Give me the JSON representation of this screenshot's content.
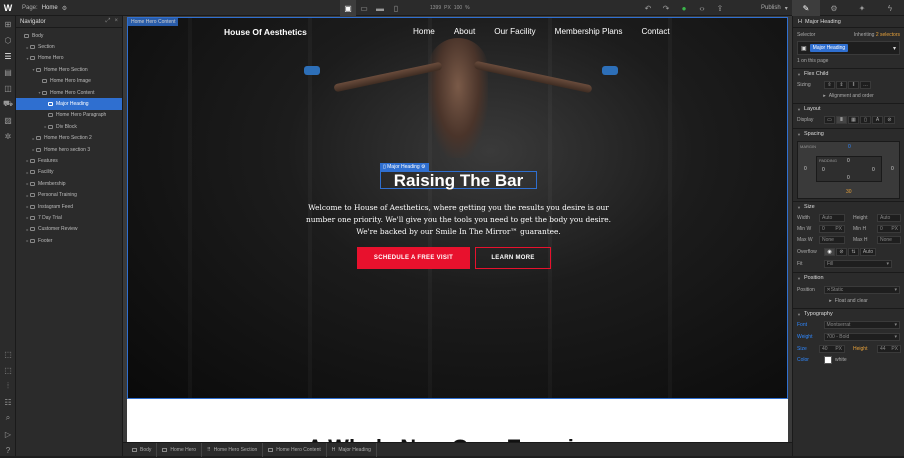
{
  "topbar": {
    "logo": "W",
    "page_label": "Page:",
    "page_name": "Home",
    "width_value": "1399",
    "width_unit": "PX",
    "zoom": "100",
    "zoom_unit": "%",
    "publish_label": "Publish"
  },
  "navigator": {
    "title": "Navigator",
    "items": [
      {
        "label": "Body",
        "indent": 0,
        "caret": ""
      },
      {
        "label": "Section",
        "indent": 1,
        "caret": "▸"
      },
      {
        "label": "Home Hero",
        "indent": 1,
        "caret": "▾"
      },
      {
        "label": "Home Hero Section",
        "indent": 2,
        "caret": "▾"
      },
      {
        "label": "Home Hero Image",
        "indent": 3,
        "caret": ""
      },
      {
        "label": "Home Hero Content",
        "indent": 3,
        "caret": "▾"
      },
      {
        "label": "Major Heading",
        "indent": 4,
        "caret": "",
        "selected": true
      },
      {
        "label": "Home Hero Paragraph",
        "indent": 4,
        "caret": ""
      },
      {
        "label": "Div Block",
        "indent": 4,
        "caret": "▸"
      },
      {
        "label": "Home Hero Section 2",
        "indent": 2,
        "caret": "▸"
      },
      {
        "label": "Home hero section 3",
        "indent": 2,
        "caret": "▸"
      },
      {
        "label": "Features",
        "indent": 1,
        "caret": "▸"
      },
      {
        "label": "Facility",
        "indent": 1,
        "caret": "▸"
      },
      {
        "label": "Membership",
        "indent": 1,
        "caret": "▸"
      },
      {
        "label": "Personal Training",
        "indent": 1,
        "caret": "▸"
      },
      {
        "label": "Instagram Feed",
        "indent": 1,
        "caret": "▸"
      },
      {
        "label": "7 Day Trial",
        "indent": 1,
        "caret": "▸"
      },
      {
        "label": "Customer Review",
        "indent": 1,
        "caret": "▸"
      },
      {
        "label": "Footer",
        "indent": 1,
        "caret": "▸"
      }
    ]
  },
  "canvas": {
    "hero_tag": "Home Hero Content",
    "brand": "House Of Aesthetics",
    "menu": [
      "Home",
      "About",
      "Our Facility",
      "Membership Plans",
      "Contact"
    ],
    "heading_tag": "Major Heading",
    "heading": "Raising The Bar",
    "paragraph_lines": [
      "Welcome to House of Aesthetics, where getting you the results you desire is our",
      "number one priority. We'll give you the tools you need to get the body you desire.",
      "We're backed by our Smile In The Mirror™ guarantee."
    ],
    "cta_primary": "SCHEDULE A FREE VISIT",
    "cta_secondary": "LEARN MORE",
    "next_heading": "A Whole New Gym Experience",
    "accent_color": "#e8112d",
    "selection_color": "#2f6fd0"
  },
  "breadcrumb": [
    "Body",
    "Home Hero",
    "Home Hero Section",
    "Home Hero Content",
    "Major Heading"
  ],
  "style_panel": {
    "title": "Major Heading",
    "selector_label": "Selector",
    "inheriting_text": "Inheriting",
    "inheriting_count": "2 selectors",
    "selector_chip": "Major Heading",
    "on_page": "1 on this page",
    "flex_child": {
      "title": "Flex Child",
      "sizing_label": "Sizing",
      "align_link": "Alignment and order"
    },
    "layout": {
      "title": "Layout",
      "display_label": "Display"
    },
    "spacing": {
      "title": "Spacing",
      "margin_label": "MARGIN",
      "padding_label": "PADDING",
      "values": {
        "m_top": "0",
        "m_left": "0",
        "m_right": "0",
        "m_bottom": "30",
        "p_top": "0",
        "p_left": "0",
        "p_right": "0",
        "p_bottom": "0"
      }
    },
    "size": {
      "title": "Size",
      "width_label": "Width",
      "width_val": "Auto",
      "height_label": "Height",
      "height_val": "Auto",
      "minw_label": "Min W",
      "minw_val": "0",
      "minw_unit": "PX",
      "minh_label": "Min H",
      "minh_val": "0",
      "minh_unit": "PX",
      "maxw_label": "Max W",
      "maxw_val": "None",
      "maxh_label": "Max H",
      "maxh_val": "None",
      "overflow_label": "Overflow",
      "overflow_auto": "Auto",
      "fit_label": "Fit",
      "fit_val": "Fill"
    },
    "position": {
      "title": "Position",
      "label": "Position",
      "value": "Static",
      "float_link": "Float and clear"
    },
    "typography": {
      "title": "Typography",
      "font_label": "Font",
      "font_val": "Montserrat",
      "weight_label": "Weight",
      "weight_val": "700 - Bold",
      "size_label": "Size",
      "size_val": "40",
      "size_unit": "PX",
      "height_label": "Height",
      "height_val": "44",
      "height_unit": "PX",
      "color_label": "Color",
      "color_val": "white"
    }
  }
}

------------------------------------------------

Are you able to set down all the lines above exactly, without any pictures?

#### Solution:
Give me the JSON representation of this screenshot's content.
{
  "topbar": {
    "logo": "W",
    "page_label": "Page:",
    "page_name": "Home",
    "width_value": "1399",
    "width_unit": "PX",
    "zoom": "100",
    "zoom_unit": "%",
    "publish_label": "Publish"
  },
  "navigator": {
    "title": "Navigator",
    "items": [
      {
        "label": "Body",
        "indent": 0,
        "caret": ""
      },
      {
        "label": "Section",
        "indent": 1,
        "caret": "▸"
      },
      {
        "label": "Home Hero",
        "indent": 1,
        "caret": "▾"
      },
      {
        "label": "Home Hero Section",
        "indent": 2,
        "caret": "▾"
      },
      {
        "label": "Home Hero Image",
        "indent": 3,
        "caret": ""
      },
      {
        "label": "Home Hero Content",
        "indent": 3,
        "caret": "▾"
      },
      {
        "label": "Major Heading",
        "indent": 4,
        "caret": "",
        "selected": true
      },
      {
        "label": "Home Hero Paragraph",
        "indent": 4,
        "caret": ""
      },
      {
        "label": "Div Block",
        "indent": 4,
        "caret": "▸"
      },
      {
        "label": "Home Hero Section 2",
        "indent": 2,
        "caret": "▸"
      },
      {
        "label": "Home hero section 3",
        "indent": 2,
        "caret": "▸"
      },
      {
        "label": "Features",
        "indent": 1,
        "caret": "▸"
      },
      {
        "label": "Facility",
        "indent": 1,
        "caret": "▸"
      },
      {
        "label": "Membership",
        "indent": 1,
        "caret": "▸"
      },
      {
        "label": "Personal Training",
        "indent": 1,
        "caret": "▸"
      },
      {
        "label": "Instagram Feed",
        "indent": 1,
        "caret": "▸"
      },
      {
        "label": "7 Day Trial",
        "indent": 1,
        "caret": "▸"
      },
      {
        "label": "Customer Review",
        "indent": 1,
        "caret": "▸"
      },
      {
        "label": "Footer",
        "indent": 1,
        "caret": "▸"
      }
    ]
  },
  "canvas": {
    "hero_tag": "Home Hero Content",
    "brand": "House Of Aesthetics",
    "menu": [
      "Home",
      "About",
      "Our Facility",
      "Membership Plans",
      "Contact"
    ],
    "heading_tag": "Major Heading",
    "heading": "Raising The Bar",
    "paragraph_lines": [
      "Welcome to House of Aesthetics, where getting you the results you desire is our",
      "number one priority. We'll give you the tools you need to get the body you desire.",
      "We're backed by our Smile In The Mirror™ guarantee."
    ],
    "cta_primary": "SCHEDULE A FREE VISIT",
    "cta_secondary": "LEARN MORE",
    "next_heading": "A Whole New Gym Experience",
    "accent_color": "#e8112d",
    "selection_color": "#2f6fd0"
  },
  "breadcrumb": [
    "Body",
    "Home Hero",
    "Home Hero Section",
    "Home Hero Content",
    "Major Heading"
  ],
  "style_panel": {
    "title": "Major Heading",
    "selector_label": "Selector",
    "inheriting_text": "Inheriting",
    "inheriting_count": "2 selectors",
    "selector_chip": "Major Heading",
    "on_page": "1 on this page",
    "flex_child": {
      "title": "Flex Child",
      "sizing_label": "Sizing",
      "align_link": "Alignment and order"
    },
    "layout": {
      "title": "Layout",
      "display_label": "Display"
    },
    "spacing": {
      "title": "Spacing",
      "margin_label": "MARGIN",
      "padding_label": "PADDING",
      "values": {
        "m_top": "0",
        "m_left": "0",
        "m_right": "0",
        "m_bottom": "30",
        "p_top": "0",
        "p_left": "0",
        "p_right": "0",
        "p_bottom": "0"
      }
    },
    "size": {
      "title": "Size",
      "width_label": "Width",
      "width_val": "Auto",
      "height_label": "Height",
      "height_val": "Auto",
      "minw_label": "Min W",
      "minw_val": "0",
      "minw_unit": "PX",
      "minh_label": "Min H",
      "minh_val": "0",
      "minh_unit": "PX",
      "maxw_label": "Max W",
      "maxw_val": "None",
      "maxh_label": "Max H",
      "maxh_val": "None",
      "overflow_label": "Overflow",
      "overflow_auto": "Auto",
      "fit_label": "Fit",
      "fit_val": "Fill"
    },
    "position": {
      "title": "Position",
      "label": "Position",
      "value": "Static",
      "float_link": "Float and clear"
    },
    "typography": {
      "title": "Typography",
      "font_label": "Font",
      "font_val": "Montserrat",
      "weight_label": "Weight",
      "weight_val": "700 - Bold",
      "size_label": "Size",
      "size_val": "40",
      "size_unit": "PX",
      "height_label": "Height",
      "height_val": "44",
      "height_unit": "PX",
      "color_label": "Color",
      "color_val": "white"
    }
  }
}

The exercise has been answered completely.